"With the fall of communism, the muslim world was the last place the socialists could point to and say, 'Capitalism is not for everyone.'"

That is an excellent point, and one that a lefty who used to follow my blog kept trying to harrangue me with, although not in so many words. Thank you for explaining him!

Re: The "commenter" before me, might I recommend word verification for comments? It works very well eliminating comment spam and is a major reason I continue using Blogger.

Anonymous said...

Yaron Brook's speech was an eye opener for me as well. I'm looking foward to your post.

Bill Visconti

Myrhaf said...

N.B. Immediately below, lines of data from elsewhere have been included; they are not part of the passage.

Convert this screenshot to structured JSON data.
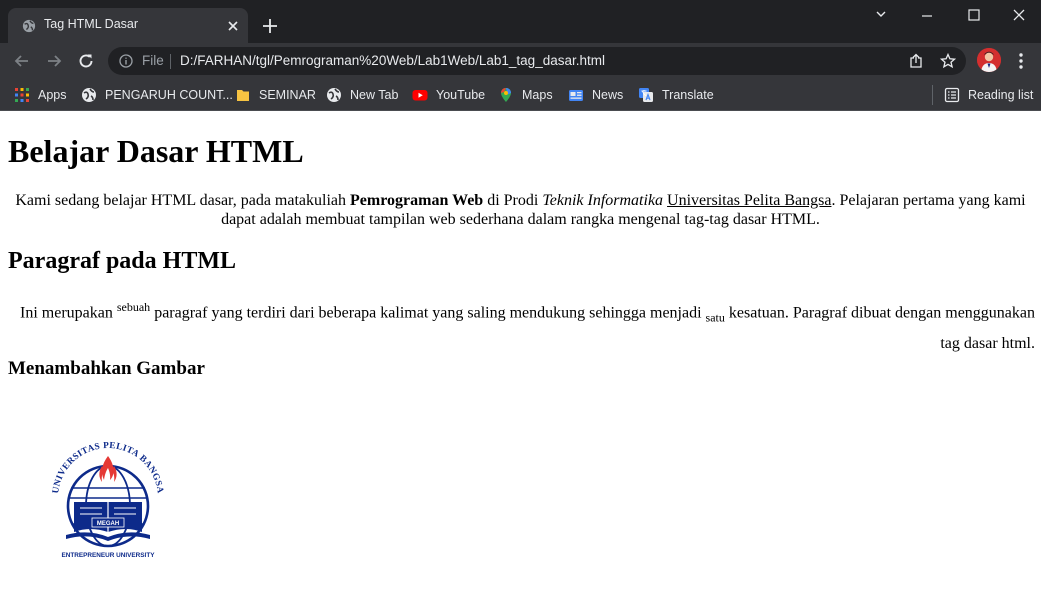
{
  "browser": {
    "tab_title": "Tag HTML Dasar",
    "omnibox_scheme": "File",
    "url": "D:/FARHAN/tgl/Pemrograman%20Web/Lab1Web/Lab1_tag_dasar.html",
    "bookmarks": [
      {
        "label": "Apps",
        "icon": "apps-grid-icon"
      },
      {
        "label": "PENGARUH COUNT...",
        "icon": "globe-icon"
      },
      {
        "label": "SEMINAR",
        "icon": "folder-icon"
      },
      {
        "label": "New Tab",
        "icon": "globe-icon"
      },
      {
        "label": "YouTube",
        "icon": "youtube-icon"
      },
      {
        "label": "Maps",
        "icon": "maps-pin-icon"
      },
      {
        "label": "News",
        "icon": "news-icon"
      },
      {
        "label": "Translate",
        "icon": "translate-icon"
      }
    ],
    "reading_list_label": "Reading list"
  },
  "page": {
    "h1": "Belajar Dasar HTML",
    "p1": {
      "t1": "Kami sedang belajar HTML dasar, pada matakuliah ",
      "bold": "Pemrograman Web",
      "t2": " di Prodi ",
      "italic": "Teknik Informatika",
      "t3": " ",
      "underline": "Universitas Pelita Bangsa",
      "t4": ". Pelajaran pertama yang kami dapat adalah membuat tampilan web sederhana dalam rangka mengenal tag-tag dasar HTML."
    },
    "h2": "Paragraf pada HTML",
    "p2": {
      "t1": "Ini merupakan ",
      "sup": "sebuah",
      "t2": " paragraf yang terdiri dari beberapa kalimat yang saling mendukung sehingga menjadi ",
      "sub": "satu",
      "t3": " kesatuan. Paragraf dibuat dengan menggunakan tag dasar html."
    },
    "h3": "Menambahkan Gambar",
    "logo": {
      "arc_text": "UNIVERSITAS PELITA BANGSA",
      "book_text": "MEGAH",
      "bottom_text": "ENTREPRENEUR UNIVERSITY",
      "color": "#0d2a8a",
      "flame_color": "#e53935"
    }
  }
}
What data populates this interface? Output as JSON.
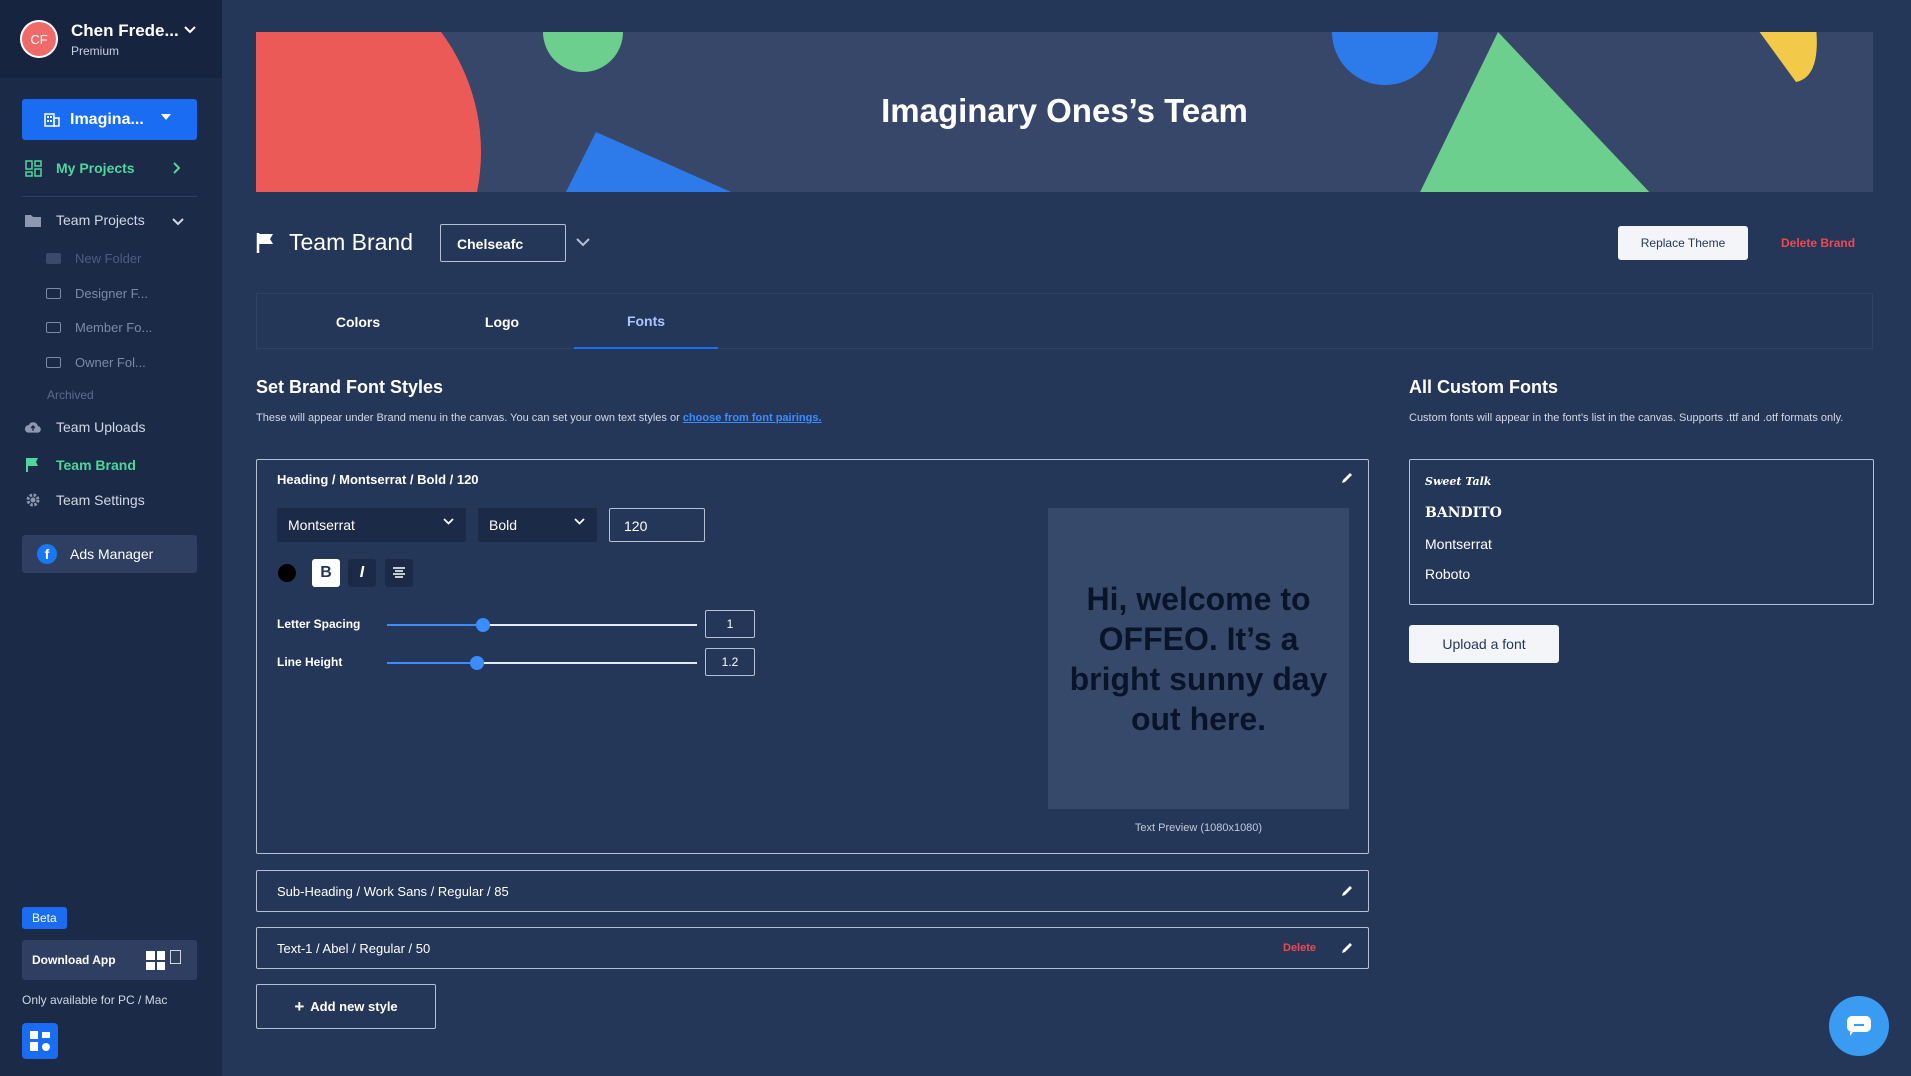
{
  "user": {
    "initials": "CF",
    "name": "Chen Frede...",
    "plan": "Premium"
  },
  "sidebar": {
    "team_select": "Imagina...",
    "my_projects": "My Projects",
    "team_projects": "Team Projects",
    "folders": [
      "New Folder",
      "Designer F...",
      "Member Fo...",
      "Owner Fol..."
    ],
    "archived": "Archived",
    "team_uploads": "Team Uploads",
    "team_brand": "Team Brand",
    "team_settings": "Team Settings",
    "ads_manager": "Ads Manager",
    "beta": "Beta",
    "download_app": "Download App",
    "only_available": "Only available for PC / Mac"
  },
  "banner": {
    "title": "Imaginary Ones’s Team"
  },
  "brand": {
    "title": "Team Brand",
    "selected": "Chelseafc",
    "replace_theme": "Replace Theme",
    "delete_brand": "Delete Brand"
  },
  "tabs": [
    "Colors",
    "Logo",
    "Fonts"
  ],
  "font_styles": {
    "title": "Set Brand Font Styles",
    "desc": "These will appear under Brand menu in the canvas. You can set your own text styles or ",
    "link": "choose from font pairings.",
    "active_style": {
      "header": "Heading / Montserrat / Bold / 120",
      "font": "Montserrat",
      "weight": "Bold",
      "size": "120",
      "letter_spacing_label": "Letter Spacing",
      "letter_spacing": "1",
      "letter_spacing_level": 0.31,
      "line_height_label": "Line Height",
      "line_height": "1.2",
      "line_height_level": 0.29,
      "preview_text": "Hi, welcome to OFFEO. It’s a bright sunny day out here.",
      "preview_caption": "Text Preview (1080x1080)"
    },
    "styles": [
      {
        "label": "Sub-Heading / Work Sans / Regular / 85"
      },
      {
        "label": "Text-1 / Abel / Regular / 50",
        "delete": "Delete"
      }
    ],
    "add_new": "Add new style"
  },
  "custom_fonts": {
    "title": "All Custom Fonts",
    "desc": "Custom fonts will appear in the font’s list in the canvas. Supports .ttf and .otf formats only.",
    "fonts": [
      "Sweet Talk",
      "BANDITO",
      "Montserrat",
      "Roboto"
    ],
    "upload": "Upload a font"
  },
  "colors": {
    "accent": "#1a6cf3",
    "green": "#4ed79c",
    "danger": "#f0484e",
    "bg": "#253758"
  }
}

Bill, I'll try to get it done by next week or the week after that. I'm having a problem right now because I don't know what I think. I'm going over Tracinski's arguments, and also going through my shelf of books by Ayn Rand, reading everything she wrote about Vietnam.

EdMcGon said...

Yaron Brooks? Didn't he used to be the quarterback for the Raiders?

Sorry, I couldn't resist. ;)